In November 2012, thousands flocked to far north Queensland from all over the world to view the full eclipse. In Townsville, we knew there’d only be a partial eclipse, but still some of us thought this event important enough to rise earlier than normal.
When I drove down to our nearest beach, I had expected there would be a crowd and parking would be difficult to find. I was pleasantly surprised, however, to find that I was one of only about 20 people who chose to view the partial eclipse from South Townsville beach.

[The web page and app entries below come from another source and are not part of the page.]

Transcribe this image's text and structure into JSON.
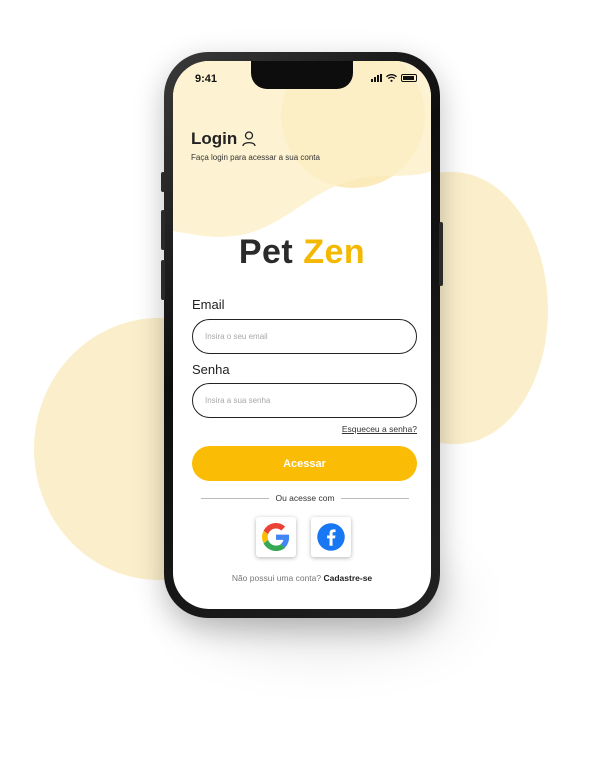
{
  "status_bar": {
    "time": "9:41"
  },
  "header": {
    "title": "Login",
    "subtitle": "Faça login para acessar a sua conta"
  },
  "brand": {
    "word1": "Pet",
    "word2": "Zen"
  },
  "form": {
    "email_label": "Email",
    "email_placeholder": "Insira o seu email",
    "password_label": "Senha",
    "password_placeholder": "Insira a sua senha",
    "forgot_link": "Esqueceu a senha?",
    "submit_label": "Acessar"
  },
  "social": {
    "divider_text": "Ou acesse com",
    "providers": [
      {
        "name": "google",
        "icon": "google-icon"
      },
      {
        "name": "facebook",
        "icon": "facebook-icon"
      }
    ]
  },
  "footer": {
    "question": "Não possui uma conta?",
    "signup_link": "Cadastre-se"
  },
  "colors": {
    "accent": "#fbbc05",
    "brand_yellow": "#f5b800",
    "background_blob": "#fbefcb",
    "dark_text": "#2b2b2b"
  }
}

It was a beautiful morning and I walked along the beach toward the new Ross River Bridge, which was yet to be opened. Out in the mouth of the river, pelicans floated serenely along, as if they too had come to view the eclipse. In contrast to the dark green band of mangroves on the opposite bank, Sandy Cape was a distance, hazy strip of pale violet.

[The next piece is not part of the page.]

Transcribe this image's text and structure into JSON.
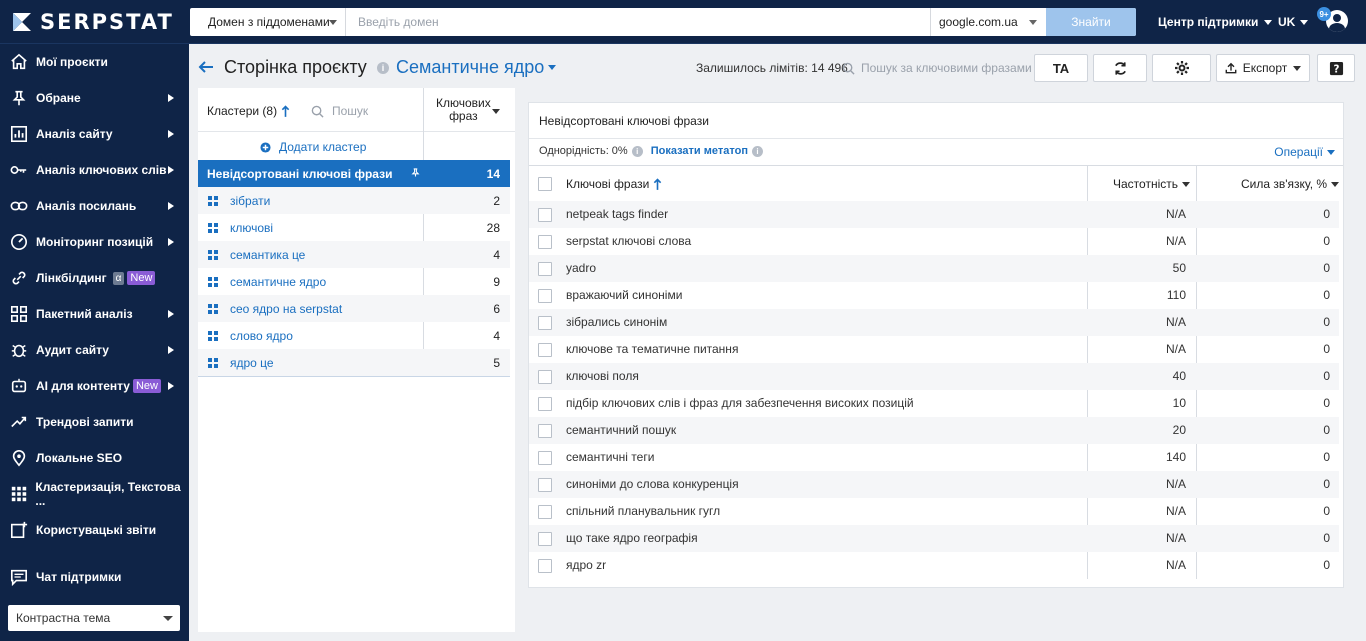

I didn’t have any special glasses, only ordinary polarised sunglasses, so I took most of my photos by pointing the camera in the general direction of the sun and snapping. Because, the effect of light is one of the primary motivations in much of my visual art, I was not overly concerned about composition. I happily shot picture after picture, capturing flares, new moons, and sunlight forming a sparkling path toward me across the water, and I wasn’t disappointed by the result.
As the light waned into the equivalent of a late afternoon, it seemed that a hush fell over the land — despite the cement trucks rumbling across the bridge to pour concrete into construction at the other end. Only two drivers paused to consider the marvel.
My eyes were feeling the strain from catching glimpses of the sun, so I occasionally put the camera down and either shut them or looked to the west and listened to the, mostly human, sounds of the morning.
On my way back along the beach, I stopped to gaze in lurid fascination at the glistening sea. My attention had been snagged by small black fins and circling water trails cutting through the shallows close to shore. I tracked to and fro, shooting continually, in an endeavour to capture yet another scene that for me is only occasionally glimpsed. It wasn’t until I got home five hours later, after visiting the city CBD and then a suburban shopping centre, that I knew I had succeeded in locking in another memory, which otherwise may have slipped into the timestream and floated gently away.
I did manage to get a picture of part of my morning’s entertainment on the beach (look for the black triangle cutting the water on the left). I estimate these sharks were about a metre long. By the time I returned home, an hour later, my eyes felt so sore, I was reminded of the times in my youth when I’d spent hours swimming in a chlorinated pool in the heat and brightness of full summer. Aware I had taken a foolish risk of damaging my eyes, I was pleased when I read in the newspaper the following day that those who had burned their retina looking at the eclipse would have a dark spot in the centre of their vision. Thankfully, although my eyes were still a little uncomfortable, my vision was unimpaired.